Harold Newton painting from Harold Newton: the Original Highwayman.
Harold Newton painting “Eddie’s Place” from The Highwaymen: Florida’s African-American Landscape Painters.

Love is a wild wonder

“Love is a wild wonder

And stars that sing,

Rocks that burst asunder

And mountains that take wing.”

Shakespeare in Harlem by Langston Hughes, with drawings by E. McKnight Kauffer, first edition, author signed presentation copy

– – H A P P Y   B I R T H D A Y   L A N G S T O N   H U G H E S – –

Milne’s sixth hour

A. A. Milne
18 Jan 1882 – 31 Jan 1956

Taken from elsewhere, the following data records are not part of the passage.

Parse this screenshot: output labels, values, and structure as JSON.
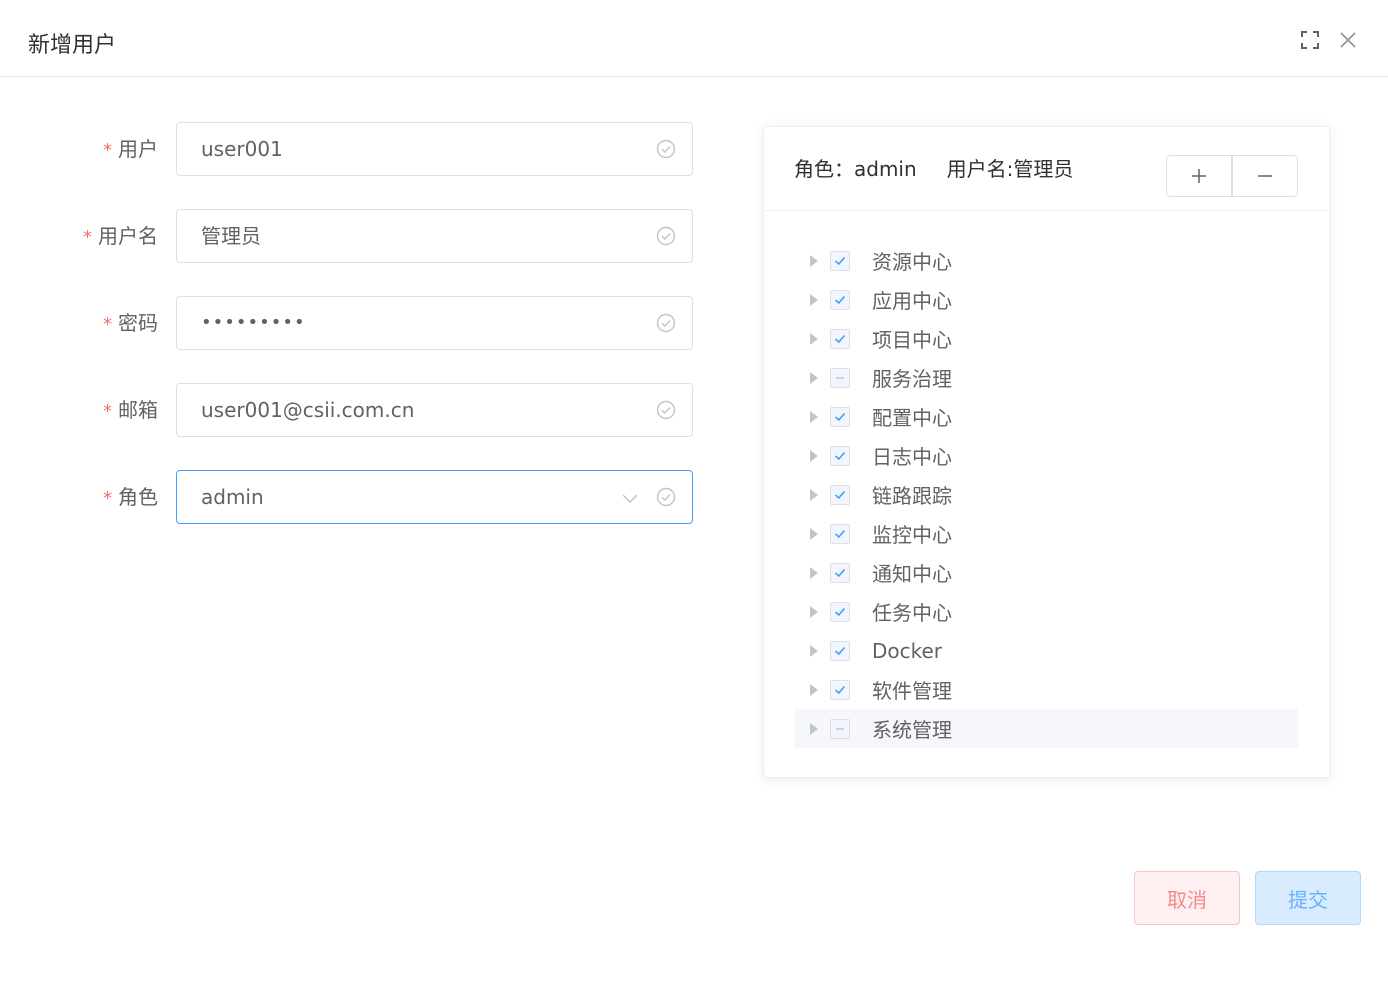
{
  "dialog": {
    "title": "新增用户",
    "fullscreen_icon": "fullscreen-icon",
    "close_icon": "close-icon"
  },
  "form": {
    "fields": [
      {
        "label": "用户",
        "value": "user001",
        "type": "text"
      },
      {
        "label": "用户名",
        "value": "管理员",
        "type": "text"
      },
      {
        "label": "密码",
        "value": "•••••••••",
        "type": "password"
      },
      {
        "label": "邮箱",
        "value": "user001@csii.com.cn",
        "type": "text"
      },
      {
        "label": "角色",
        "value": "admin",
        "type": "select"
      }
    ],
    "required_mark": "*"
  },
  "panel": {
    "role_text": "角色：admin",
    "username_text": "用户名:管理员",
    "expand_label": "+",
    "collapse_label": "−",
    "tree": [
      {
        "label": "资源中心",
        "state": "checked"
      },
      {
        "label": "应用中心",
        "state": "checked"
      },
      {
        "label": "项目中心",
        "state": "checked"
      },
      {
        "label": "服务治理",
        "state": "indeterminate"
      },
      {
        "label": "配置中心",
        "state": "checked"
      },
      {
        "label": "日志中心",
        "state": "checked"
      },
      {
        "label": "链路跟踪",
        "state": "checked"
      },
      {
        "label": "监控中心",
        "state": "checked"
      },
      {
        "label": "通知中心",
        "state": "checked"
      },
      {
        "label": "任务中心",
        "state": "checked"
      },
      {
        "label": "Docker",
        "state": "checked"
      },
      {
        "label": "软件管理",
        "state": "checked"
      },
      {
        "label": "系统管理",
        "state": "indeterminate"
      }
    ]
  },
  "footer": {
    "cancel_label": "取消",
    "submit_label": "提交"
  },
  "colors": {
    "primary": "#409eff",
    "danger": "#f56c6c",
    "check": "#409eff",
    "valid": "#c0c4cc"
  }
}
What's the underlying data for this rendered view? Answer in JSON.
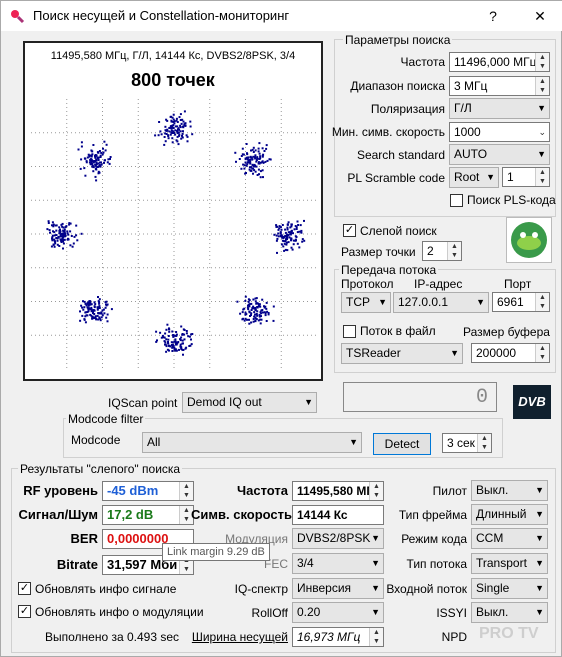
{
  "window": {
    "title": "Поиск несущей и Constellation-мониторинг",
    "help": "?",
    "close": "✕"
  },
  "plot": {
    "info_line": "11495,580 МГц, Г/Л, 14144 Кс, DVBS2/8PSK, 3/4",
    "points_label": "800 точек"
  },
  "chart_data": {
    "type": "scatter",
    "title": "800 точек",
    "series": [
      {
        "name": "8PSK constellation",
        "clusters": [
          {
            "x": 0,
            "y": 1
          },
          {
            "x": 0.707,
            "y": 0.707
          },
          {
            "x": 1,
            "y": 0
          },
          {
            "x": 0.707,
            "y": -0.707
          },
          {
            "x": 0,
            "y": -1
          },
          {
            "x": -0.707,
            "y": -0.707
          },
          {
            "x": -1,
            "y": 0
          },
          {
            "x": -0.707,
            "y": 0.707
          }
        ],
        "points_per_cluster": 100
      }
    ],
    "color": "#00008b"
  },
  "params": {
    "group_title": "Параметры поиска",
    "frequency_label": "Частота",
    "frequency_value": "11496,000 МГц",
    "range_label": "Диапазон поиска",
    "range_value": "3 МГц",
    "polarization_label": "Поляризация",
    "polarization_value": "Г/Л",
    "min_sr_label": "Мин. симв. скорость",
    "min_sr_value": "1000",
    "standard_label": "Search standard",
    "standard_value": "AUTO",
    "pls_label": "PL Scramble code",
    "pls_mode": "Root",
    "pls_value": "1",
    "pls_search_label": "Поиск PLS-кода"
  },
  "blind": {
    "blind_search_label": "Слепой поиск",
    "point_size_label": "Размер точки",
    "point_size_value": "2"
  },
  "stream": {
    "group_title": "Передача потока",
    "protocol_label": "Протокол",
    "ip_label": "IP-адрес",
    "port_label": "Порт",
    "protocol_value": "TCP",
    "ip_value": "127.0.0.1",
    "port_value": "6961",
    "to_file_label": "Поток в файл",
    "buffer_label": "Размер буфера",
    "reader_value": "TSReader",
    "buffer_value": "200000"
  },
  "counter": {
    "value": "0"
  },
  "logo": {
    "text": "DVB"
  },
  "iqscan": {
    "label": "IQScan point",
    "value": "Demod IQ out"
  },
  "modcode": {
    "group_title": "Modcode filter",
    "label": "Modcode",
    "value": "All",
    "detect_label": "Detect",
    "interval_value": "3 сек"
  },
  "results": {
    "group_title": "Результаты \"слепого\" поиска",
    "rf_label": "RF уровень",
    "rf_value": "-45 dBm",
    "snr_label": "Сигнал/Шум",
    "snr_value": "17,2 dB",
    "ber_label": "BER",
    "ber_value": "0,0000000",
    "bitrate_label": "Bitrate",
    "bitrate_value": "31,597 Мби",
    "freq_label": "Частота",
    "freq_value": "11495,580 МГ",
    "sr_label": "Симв. скорость",
    "sr_value": "14144 Кс",
    "mod_label": "Модуляция",
    "mod_value": "DVBS2/8PSK",
    "fec_label": "FEC",
    "fec_value": "3/4",
    "iq_label": "IQ-спектр",
    "iq_value": "Инверсия",
    "rolloff_label": "RollOff",
    "rolloff_value": "0.20",
    "bw_label": "Ширина несущей",
    "bw_value": "16,973 МГц",
    "pilot_label": "Пилот",
    "pilot_value": "Выкл.",
    "frame_label": "Тип фрейма",
    "frame_value": "Длинный",
    "codemode_label": "Режим кода",
    "codemode_value": "CCM",
    "stream_type_label": "Тип потока",
    "stream_type_value": "Transport",
    "input_label": "Входной поток",
    "input_value": "Single",
    "issyi_label": "ISSYI",
    "issyi_value": "Выкл.",
    "npd_label": "NPD",
    "update_signal_label": "Обновлять инфо сигнале",
    "update_mod_label": "Обновлять инфо о модуляции",
    "done_label": "Выполнено за 0.493 sec"
  },
  "tooltip": {
    "text": "Link margin 9.29 dB"
  },
  "watermark": {
    "text": "PRO TV"
  }
}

 Allen Alexander Milne’s When We Were Very Young, a book of poetry published in 1924 and dedicated to Mr. Milne’s son, Christopher Robin Milne, who, according to Mr. Milne, preferred to call himself Billy Moon, contains at its end two pages of evensong called “Vespers.” Whether to the hour of sunset, to the moon, or to the evening star, “Christopher Robin is saying his prayers,” placing his attention on the ordinary things around him for which he is thankful.

Mr. Milne sings his own song of thanks to his Billy Moon on the dedication page of When We Were Very Young: “This book which owes so much to him is now humbly offered.”

 

Mary Oliver’s No Voyage and Other Poems

Mary Oliver’s first collection of poems, No Voyage and Other Poems, was published in 1963, when Ms. Oliver was 28. In a month from tomorrow, a new collection of poems will be released by her publisher under the title, A Thousand Mornings. In an almost fifty-year span of publishing Ms. Oliver’s work has remained true to what J. M. Dent & Sons (London) said in 1963 about her first forty-two poems:

“[Ms. Oliver] has attempted to marry technique and emotion in order to express simple human truth in such a way that it should be conveyed with purpose and clarity to the listener and the reader.”

Today is Mary Oliver’s birthday.

Happy Birthday, Emily Bronte

PictureOn July 30, 1818 Emily Bronte was born in Thornton, Bradford, West Yorkshire, England.  Although best known for her novel, Wuthering Heights, Miss Bronte was also an artist.   Included in The Life and Eager Death of Emily Bronte: a Biography (1936), by Virginia Moore, which we have in our Shaw Collection, are three of her illustrations.  The one I like best is this watercolor of  Hero, her pet merlin-hawk.

Included in our copy of The Life and Eager Death of Emily Bronte: a Biography are two items of interest.  One is a review written by David Garnett in the Current Literature column of The New Statesman and Nation, September 5, 1936, where he states he was going to write about this book but decided not to because it “irritated” him, so instead he read Villette by Charlotte Bronte, Emily’s sister.  The other is a letter to the editor from Virginia Moore in response to his column (10/10/1936 is handwritten on this letter).  She is essentially telling him that it is common courtesy between authors that before expressing an opinion about a book that one should read it.  She also says that if she made errors in her book as another Bronte scholar made in his (and was corrected for), that she could bear it if she were corrected for any errors in her book.  Her letter ends with this sentence “For my real task, was to collate the many uncollected facts of Emily Bronte’s life.”